  3. entries may be accepted in an Inland Clearance Depot (ICD) when the ship arrives at its first port of discharge in the port of unloading of the goods concerned. Ports will be designated as places of unloading for goods that are to carry-on to an ICD. Physical examination will normally be at the ICD, though it could be at the initial port of discharge if the Grade 7 so rules for preventative or other reasons
  4. for goods that are to be carried coastwise in another vessel, a vehicle or by rail etc entry in the first port would be permitted under a. and b. above, entry into the second port under c. (as if the second port were an ICD). Examination normally takes place at the second port, though the liability for examination at the first port would still exist
  5. for goods carried coastwise in the importing ship no entry for on-carried goods would be permitted until the ship arrived at the second or subsequent port. The intention to discharge must exist if we are to maintain that a real and effective examination will be possible
  6. lighter aboard ship (LASH) barges are to be considered as imported and entries for their contents accepted, when the carrying ship reaches its point of discharge, and
  7. if a ship is unable to berth immediately at its intended point of discharge it may tie up in a waiting berth. As long as this berth has reasonable access from dry land, arrival at the berth may be accepted for entry purposes for all cargo intended to be discharges in that port. A buoy is not an acceptable waiting berth.

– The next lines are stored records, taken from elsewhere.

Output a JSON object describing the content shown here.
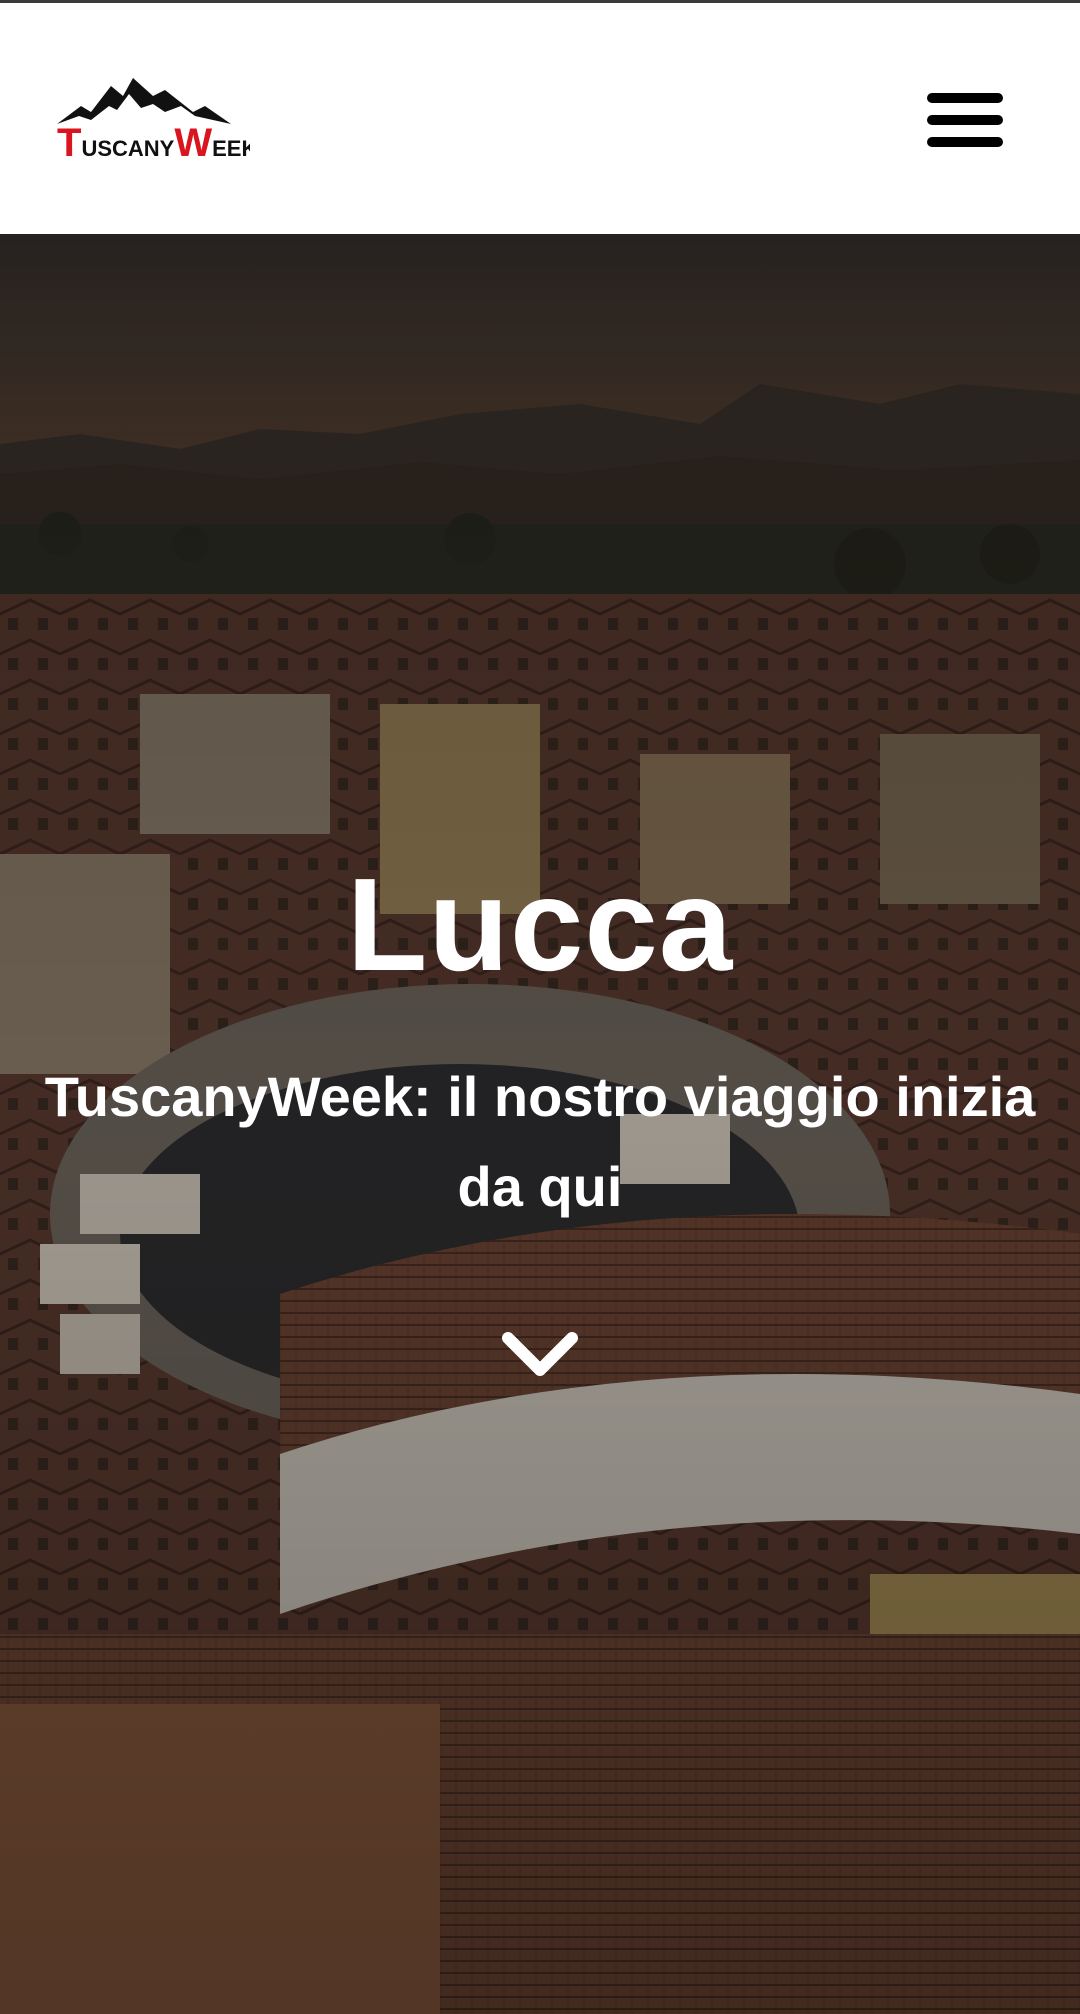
{
  "header": {
    "logo": {
      "text_first_big": "T",
      "text_first_rest": "USCANY",
      "text_second_big": "W",
      "text_second_rest": "EEK",
      "accent_color": "#d9161f",
      "text_color": "#111111"
    },
    "menu_icon": "hamburger-menu-icon"
  },
  "hero": {
    "title": "Lucca",
    "subtitle": "TuscanyWeek: il nostro viaggio inizia da qui",
    "scroll_icon": "chevron-down-icon",
    "overlay_color": "#000000"
  },
  "colors": {
    "header_bg": "#ffffff",
    "hero_text": "#ffffff"
  }
}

Note: In this paragraph the term ‘entry’ refers to any document which when accepted determines the rate of duty etc which is to be applied to the goods.